* [Exercise prompt] Reproduce every record below exactly as it appears.

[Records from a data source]
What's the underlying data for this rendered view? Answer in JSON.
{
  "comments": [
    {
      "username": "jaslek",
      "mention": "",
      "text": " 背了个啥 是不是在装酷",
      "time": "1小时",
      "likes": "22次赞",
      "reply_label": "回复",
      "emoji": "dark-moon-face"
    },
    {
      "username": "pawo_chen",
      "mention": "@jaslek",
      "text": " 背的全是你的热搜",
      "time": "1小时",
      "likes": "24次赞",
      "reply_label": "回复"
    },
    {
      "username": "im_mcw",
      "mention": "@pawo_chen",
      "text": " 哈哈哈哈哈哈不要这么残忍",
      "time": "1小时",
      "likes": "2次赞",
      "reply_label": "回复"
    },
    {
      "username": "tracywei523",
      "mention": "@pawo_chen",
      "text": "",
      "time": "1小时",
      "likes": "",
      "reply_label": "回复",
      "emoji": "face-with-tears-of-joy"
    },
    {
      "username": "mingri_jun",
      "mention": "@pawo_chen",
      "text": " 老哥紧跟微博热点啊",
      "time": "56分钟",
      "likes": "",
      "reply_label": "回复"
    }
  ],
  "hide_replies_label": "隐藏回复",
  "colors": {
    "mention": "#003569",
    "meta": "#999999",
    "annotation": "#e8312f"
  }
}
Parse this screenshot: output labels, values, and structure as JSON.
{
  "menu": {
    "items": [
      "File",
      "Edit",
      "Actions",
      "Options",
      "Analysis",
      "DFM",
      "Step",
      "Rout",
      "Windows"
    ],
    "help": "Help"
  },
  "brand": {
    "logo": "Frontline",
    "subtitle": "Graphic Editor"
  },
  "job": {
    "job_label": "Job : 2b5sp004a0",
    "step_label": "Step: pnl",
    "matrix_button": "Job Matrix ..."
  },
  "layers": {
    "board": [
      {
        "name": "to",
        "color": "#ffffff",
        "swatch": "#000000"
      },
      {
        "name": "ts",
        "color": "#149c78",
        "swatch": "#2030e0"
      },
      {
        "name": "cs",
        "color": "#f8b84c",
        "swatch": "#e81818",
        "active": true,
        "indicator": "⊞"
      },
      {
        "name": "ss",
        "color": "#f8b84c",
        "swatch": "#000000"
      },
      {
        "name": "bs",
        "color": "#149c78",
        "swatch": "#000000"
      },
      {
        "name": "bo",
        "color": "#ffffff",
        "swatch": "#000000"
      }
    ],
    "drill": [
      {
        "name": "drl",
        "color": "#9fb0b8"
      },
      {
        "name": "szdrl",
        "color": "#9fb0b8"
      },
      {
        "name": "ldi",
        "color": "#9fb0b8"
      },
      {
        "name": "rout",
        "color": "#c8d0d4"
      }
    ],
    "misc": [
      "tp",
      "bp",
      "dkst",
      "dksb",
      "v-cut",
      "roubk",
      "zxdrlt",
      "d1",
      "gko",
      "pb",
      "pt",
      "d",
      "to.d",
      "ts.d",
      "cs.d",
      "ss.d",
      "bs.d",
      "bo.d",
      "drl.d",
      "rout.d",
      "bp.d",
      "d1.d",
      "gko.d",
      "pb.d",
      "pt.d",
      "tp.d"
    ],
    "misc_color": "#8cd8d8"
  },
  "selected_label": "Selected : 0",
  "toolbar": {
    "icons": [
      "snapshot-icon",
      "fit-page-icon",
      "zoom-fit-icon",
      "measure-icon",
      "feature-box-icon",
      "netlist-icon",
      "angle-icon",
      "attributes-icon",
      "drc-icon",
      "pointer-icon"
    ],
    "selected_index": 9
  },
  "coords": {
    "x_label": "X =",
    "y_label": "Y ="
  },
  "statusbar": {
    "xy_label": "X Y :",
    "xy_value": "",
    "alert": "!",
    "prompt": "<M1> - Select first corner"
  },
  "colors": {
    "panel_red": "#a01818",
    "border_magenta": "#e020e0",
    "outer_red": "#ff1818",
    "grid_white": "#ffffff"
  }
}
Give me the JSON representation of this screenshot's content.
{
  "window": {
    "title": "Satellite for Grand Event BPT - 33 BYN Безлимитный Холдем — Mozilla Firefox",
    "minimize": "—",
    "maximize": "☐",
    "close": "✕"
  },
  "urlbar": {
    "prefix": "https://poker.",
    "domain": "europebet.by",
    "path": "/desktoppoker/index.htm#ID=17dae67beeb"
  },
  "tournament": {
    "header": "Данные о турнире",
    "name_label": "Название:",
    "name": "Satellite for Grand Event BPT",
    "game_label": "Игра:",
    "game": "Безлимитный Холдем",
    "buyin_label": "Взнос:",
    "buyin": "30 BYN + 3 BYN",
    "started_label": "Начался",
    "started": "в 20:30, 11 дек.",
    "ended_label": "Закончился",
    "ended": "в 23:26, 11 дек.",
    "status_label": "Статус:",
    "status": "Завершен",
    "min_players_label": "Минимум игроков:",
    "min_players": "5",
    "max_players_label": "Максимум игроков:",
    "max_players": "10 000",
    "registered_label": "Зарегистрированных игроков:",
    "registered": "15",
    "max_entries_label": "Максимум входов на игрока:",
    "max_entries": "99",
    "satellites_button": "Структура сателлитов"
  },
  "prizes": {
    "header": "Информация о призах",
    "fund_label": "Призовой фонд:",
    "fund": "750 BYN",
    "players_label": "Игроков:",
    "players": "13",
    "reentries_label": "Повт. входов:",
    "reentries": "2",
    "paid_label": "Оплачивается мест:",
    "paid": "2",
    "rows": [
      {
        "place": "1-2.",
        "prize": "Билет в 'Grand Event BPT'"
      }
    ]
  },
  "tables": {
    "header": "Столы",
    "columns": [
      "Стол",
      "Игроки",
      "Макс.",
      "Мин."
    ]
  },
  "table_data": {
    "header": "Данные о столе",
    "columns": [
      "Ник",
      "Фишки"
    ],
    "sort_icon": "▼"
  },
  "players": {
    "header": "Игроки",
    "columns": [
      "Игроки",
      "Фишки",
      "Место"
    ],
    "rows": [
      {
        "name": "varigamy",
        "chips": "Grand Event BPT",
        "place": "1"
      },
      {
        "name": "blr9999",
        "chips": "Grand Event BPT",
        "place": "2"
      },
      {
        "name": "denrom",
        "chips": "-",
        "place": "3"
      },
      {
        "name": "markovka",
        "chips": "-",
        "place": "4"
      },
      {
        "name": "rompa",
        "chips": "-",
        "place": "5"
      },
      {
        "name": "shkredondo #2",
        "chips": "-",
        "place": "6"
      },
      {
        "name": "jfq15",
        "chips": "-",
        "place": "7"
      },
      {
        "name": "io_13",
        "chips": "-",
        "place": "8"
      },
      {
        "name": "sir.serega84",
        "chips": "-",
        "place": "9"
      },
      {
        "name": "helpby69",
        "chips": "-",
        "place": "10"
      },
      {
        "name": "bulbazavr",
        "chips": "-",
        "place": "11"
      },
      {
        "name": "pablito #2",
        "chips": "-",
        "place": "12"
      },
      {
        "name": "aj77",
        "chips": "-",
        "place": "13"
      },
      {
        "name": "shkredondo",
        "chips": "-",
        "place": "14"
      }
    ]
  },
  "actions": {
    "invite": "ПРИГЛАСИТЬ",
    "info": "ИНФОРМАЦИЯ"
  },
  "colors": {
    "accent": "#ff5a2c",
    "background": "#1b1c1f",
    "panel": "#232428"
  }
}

* [Task solution]
What's the underlying data for this rendered view? Answer in JSON.
{
  "comments": [
    {
      "username": "jaslek",
      "mention": "",
      "text": " 背了个啥 是不是在装酷",
      "time": "1小时",
      "likes": "22次赞",
      "reply_label": "回复",
      "emoji": "dark-moon-face"
    },
    {
      "username": "pawo_chen",
      "mention": "@jaslek",
      "text": " 背的全是你的热搜",
      "time": "1小时",
      "likes": "24次赞",
      "reply_label": "回复"
    },
    {
      "username": "im_mcw",
      "mention": "@pawo_chen",
      "text": " 哈哈哈哈哈哈不要这么残忍",
      "time": "1小时",
      "likes": "2次赞",
      "reply_label": "回复"
    },
    {
      "username": "tracywei523",
      "mention": "@pawo_chen",
      "text": "",
      "time": "1小时",
      "likes": "",
      "reply_label": "回复",
      "emoji": "face-with-tears-of-joy"
    },
    {
      "username": "mingri_jun",
      "mention": "@pawo_chen",
      "text": " 老哥紧跟微博热点啊",
      "time": "56分钟",
      "likes": "",
      "reply_label": "回复"
    }
  ],
  "hide_replies_label": "隐藏回复",
  "colors": {
    "mention": "#003569",
    "meta": "#999999",
    "annotation": "#e8312f"
  }
}
Parse this screenshot: output labels, values, and structure as JSON.
{
  "menu": {
    "items": [
      "File",
      "Edit",
      "Actions",
      "Options",
      "Analysis",
      "DFM",
      "Step",
      "Rout",
      "Windows"
    ],
    "help": "Help"
  },
  "brand": {
    "logo": "Frontline",
    "subtitle": "Graphic Editor"
  },
  "job": {
    "job_label": "Job : 2b5sp004a0",
    "step_label": "Step: pnl",
    "matrix_button": "Job Matrix ..."
  },
  "layers": {
    "board": [
      {
        "name": "to",
        "color": "#ffffff",
        "swatch": "#000000"
      },
      {
        "name": "ts",
        "color": "#149c78",
        "swatch": "#2030e0"
      },
      {
        "name": "cs",
        "color": "#f8b84c",
        "swatch": "#e81818",
        "active": true,
        "indicator": "⊞"
      },
      {
        "name": "ss",
        "color": "#f8b84c",
        "swatch": "#000000"
      },
      {
        "name": "bs",
        "color": "#149c78",
        "swatch": "#000000"
      },
      {
        "name": "bo",
        "color": "#ffffff",
        "swatch": "#000000"
      }
    ],
    "drill": [
      {
        "name": "drl",
        "color": "#9fb0b8"
      },
      {
        "name": "szdrl",
        "color": "#9fb0b8"
      },
      {
        "name": "ldi",
        "color": "#9fb0b8"
      },
      {
        "name": "rout",
        "color": "#c8d0d4"
      }
    ],
    "misc": [
      "tp",
      "bp",
      "dkst",
      "dksb",
      "v-cut",
      "roubk",
      "zxdrlt",
      "d1",
      "gko",
      "pb",
      "pt",
      "d",
      "to.d",
      "ts.d",
      "cs.d",
      "ss.d",
      "bs.d",
      "bo.d",
      "drl.d",
      "rout.d",
      "bp.d",
      "d1.d",
      "gko.d",
      "pb.d",
      "pt.d",
      "tp.d"
    ],
    "misc_color": "#8cd8d8"
  },
  "selected_label": "Selected : 0",
  "toolbar": {
    "icons": [
      "snapshot-icon",
      "fit-page-icon",
      "zoom-fit-icon",
      "measure-icon",
      "feature-box-icon",
      "netlist-icon",
      "angle-icon",
      "attributes-icon",
      "drc-icon",
      "pointer-icon"
    ],
    "selected_index": 9
  },
  "coords": {
    "x_label": "X =",
    "y_label": "Y ="
  },
  "statusbar": {
    "xy_label": "X Y :",
    "xy_value": "",
    "alert": "!",
    "prompt": "<M1> - Select first corner"
  },
  "colors": {
    "panel_red": "#a01818",
    "border_magenta": "#e020e0",
    "outer_red": "#ff1818",
    "grid_white": "#ffffff"
  }
}
Give me the JSON representation of this screenshot's content.
{
  "window": {
    "title": "Satellite for Grand Event BPT - 33 BYN Безлимитный Холдем — Mozilla Firefox",
    "minimize": "—",
    "maximize": "☐",
    "close": "✕"
  },
  "urlbar": {
    "prefix": "https://poker.",
    "domain": "europebet.by",
    "path": "/desktoppoker/index.htm#ID=17dae67beeb"
  },
  "tournament": {
    "header": "Данные о турнире",
    "name_label": "Название:",
    "name": "Satellite for Grand Event BPT",
    "game_label": "Игра:",
    "game": "Безлимитный Холдем",
    "buyin_label": "Взнос:",
    "buyin": "30 BYN + 3 BYN",
    "started_label": "Начался",
    "started": "в 20:30, 11 дек.",
    "ended_label": "Закончился",
    "ended": "в 23:26, 11 дек.",
    "status_label": "Статус:",
    "status": "Завершен",
    "min_players_label": "Минимум игроков:",
    "min_players": "5",
    "max_players_label": "Максимум игроков:",
    "max_players": "10 000",
    "registered_label": "Зарегистрированных игроков:",
    "registered": "15",
    "max_entries_label": "Максимум входов на игрока:",
    "max_entries": "99",
    "satellites_button": "Структура сателлитов"
  },
  "prizes": {
    "header": "Информация о призах",
    "fund_label": "Призовой фонд:",
    "fund": "750 BYN",
    "players_label": "Игроков:",
    "players": "13",
    "reentries_label": "Повт. входов:",
    "reentries": "2",
    "paid_label": "Оплачивается мест:",
    "paid": "2",
    "rows": [
      {
        "place": "1-2.",
        "prize": "Билет в 'Grand Event BPT'"
      }
    ]
  },
  "tables": {
    "header": "Столы",
    "columns": [
      "Стол",
      "Игроки",
      "Макс.",
      "Мин."
    ]
  },
  "table_data": {
    "header": "Данные о столе",
    "columns": [
      "Ник",
      "Фишки"
    ],
    "sort_icon": "▼"
  },
  "players": {
    "header": "Игроки",
    "columns": [
      "Игроки",
      "Фишки",
      "Место"
    ],
    "rows": [
      {
        "name": "varigamy",
        "chips": "Grand Event BPT",
        "place": "1"
      },
      {
        "name": "blr9999",
        "chips": "Grand Event BPT",
        "place": "2"
      },
      {
        "name": "denrom",
        "chips": "-",
        "place": "3"
      },
      {
        "name": "markovka",
        "chips": "-",
        "place": "4"
      },
      {
        "name": "rompa",
        "chips": "-",
        "place": "5"
      },
      {
        "name": "shkredondo #2",
        "chips": "-",
        "place": "6"
      },
      {
        "name": "jfq15",
        "chips": "-",
        "place": "7"
      },
      {
        "name": "io_13",
        "chips": "-",
        "place": "8"
      },
      {
        "name": "sir.serega84",
        "chips": "-",
        "place": "9"
      },
      {
        "name": "helpby69",
        "chips": "-",
        "place": "10"
      },
      {
        "name": "bulbazavr",
        "chips": "-",
        "place": "11"
      },
      {
        "name": "pablito #2",
        "chips": "-",
        "place": "12"
      },
      {
        "name": "aj77",
        "chips": "-",
        "place": "13"
      },
      {
        "name": "shkredondo",
        "chips": "-",
        "place": "14"
      }
    ]
  },
  "actions": {
    "invite": "ПРИГЛАСИТЬ",
    "info": "ИНФОРМАЦИЯ"
  },
  "colors": {
    "accent": "#ff5a2c",
    "background": "#1b1c1f",
    "panel": "#232428"
  }
}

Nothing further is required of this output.